Website and app data records:

----------

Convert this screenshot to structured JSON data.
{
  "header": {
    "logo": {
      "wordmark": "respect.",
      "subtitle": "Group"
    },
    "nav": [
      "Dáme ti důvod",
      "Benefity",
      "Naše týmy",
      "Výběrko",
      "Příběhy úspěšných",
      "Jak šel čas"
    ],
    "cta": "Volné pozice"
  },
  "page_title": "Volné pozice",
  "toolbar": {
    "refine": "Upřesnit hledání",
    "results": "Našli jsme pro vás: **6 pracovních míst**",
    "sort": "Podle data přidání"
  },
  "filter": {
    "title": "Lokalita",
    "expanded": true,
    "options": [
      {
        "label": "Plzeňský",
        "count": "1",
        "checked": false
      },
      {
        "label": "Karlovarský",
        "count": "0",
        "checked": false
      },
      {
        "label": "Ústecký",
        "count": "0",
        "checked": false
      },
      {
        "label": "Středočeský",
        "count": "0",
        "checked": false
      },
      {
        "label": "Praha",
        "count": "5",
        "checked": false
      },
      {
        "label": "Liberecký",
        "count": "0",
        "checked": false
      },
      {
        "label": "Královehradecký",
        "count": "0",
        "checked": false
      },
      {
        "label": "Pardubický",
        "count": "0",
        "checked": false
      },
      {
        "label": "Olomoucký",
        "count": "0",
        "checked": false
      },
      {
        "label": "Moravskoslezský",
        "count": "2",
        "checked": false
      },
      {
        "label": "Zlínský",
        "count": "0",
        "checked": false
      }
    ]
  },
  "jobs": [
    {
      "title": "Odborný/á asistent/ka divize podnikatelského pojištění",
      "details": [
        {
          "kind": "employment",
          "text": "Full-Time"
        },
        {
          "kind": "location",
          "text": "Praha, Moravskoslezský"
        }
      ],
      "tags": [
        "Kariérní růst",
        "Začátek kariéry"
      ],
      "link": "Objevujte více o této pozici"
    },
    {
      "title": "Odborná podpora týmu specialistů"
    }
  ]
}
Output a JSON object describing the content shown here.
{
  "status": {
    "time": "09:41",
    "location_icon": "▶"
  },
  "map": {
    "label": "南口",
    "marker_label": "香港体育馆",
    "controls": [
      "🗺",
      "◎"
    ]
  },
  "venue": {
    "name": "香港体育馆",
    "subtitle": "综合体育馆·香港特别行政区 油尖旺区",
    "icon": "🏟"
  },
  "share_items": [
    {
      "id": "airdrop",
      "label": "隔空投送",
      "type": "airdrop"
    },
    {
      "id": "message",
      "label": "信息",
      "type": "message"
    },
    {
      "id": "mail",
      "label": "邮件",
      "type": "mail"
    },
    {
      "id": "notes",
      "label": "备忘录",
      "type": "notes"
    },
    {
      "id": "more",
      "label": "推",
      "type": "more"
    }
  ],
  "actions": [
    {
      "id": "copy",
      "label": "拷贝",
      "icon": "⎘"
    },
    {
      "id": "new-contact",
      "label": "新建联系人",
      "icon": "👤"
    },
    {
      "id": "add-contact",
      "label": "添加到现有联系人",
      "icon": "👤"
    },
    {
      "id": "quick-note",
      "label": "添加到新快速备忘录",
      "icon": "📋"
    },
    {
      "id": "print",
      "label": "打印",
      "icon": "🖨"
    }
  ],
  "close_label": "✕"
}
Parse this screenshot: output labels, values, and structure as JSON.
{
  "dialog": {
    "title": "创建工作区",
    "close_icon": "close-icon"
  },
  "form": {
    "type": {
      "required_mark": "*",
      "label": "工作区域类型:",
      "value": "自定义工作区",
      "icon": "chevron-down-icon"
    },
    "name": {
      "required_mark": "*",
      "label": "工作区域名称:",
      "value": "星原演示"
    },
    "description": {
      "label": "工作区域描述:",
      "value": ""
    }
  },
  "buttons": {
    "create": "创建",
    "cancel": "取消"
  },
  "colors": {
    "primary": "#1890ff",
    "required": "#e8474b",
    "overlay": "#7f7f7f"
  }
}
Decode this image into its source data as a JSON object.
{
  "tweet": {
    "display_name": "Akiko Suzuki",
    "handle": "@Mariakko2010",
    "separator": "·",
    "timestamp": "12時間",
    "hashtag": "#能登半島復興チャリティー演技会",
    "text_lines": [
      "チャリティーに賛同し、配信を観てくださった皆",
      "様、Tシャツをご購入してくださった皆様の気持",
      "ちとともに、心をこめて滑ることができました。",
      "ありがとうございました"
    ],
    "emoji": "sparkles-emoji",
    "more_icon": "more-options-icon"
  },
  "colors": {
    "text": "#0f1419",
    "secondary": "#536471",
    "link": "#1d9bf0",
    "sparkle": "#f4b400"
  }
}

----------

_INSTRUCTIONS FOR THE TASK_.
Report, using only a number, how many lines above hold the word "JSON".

_RESPONSE BELOW_.
4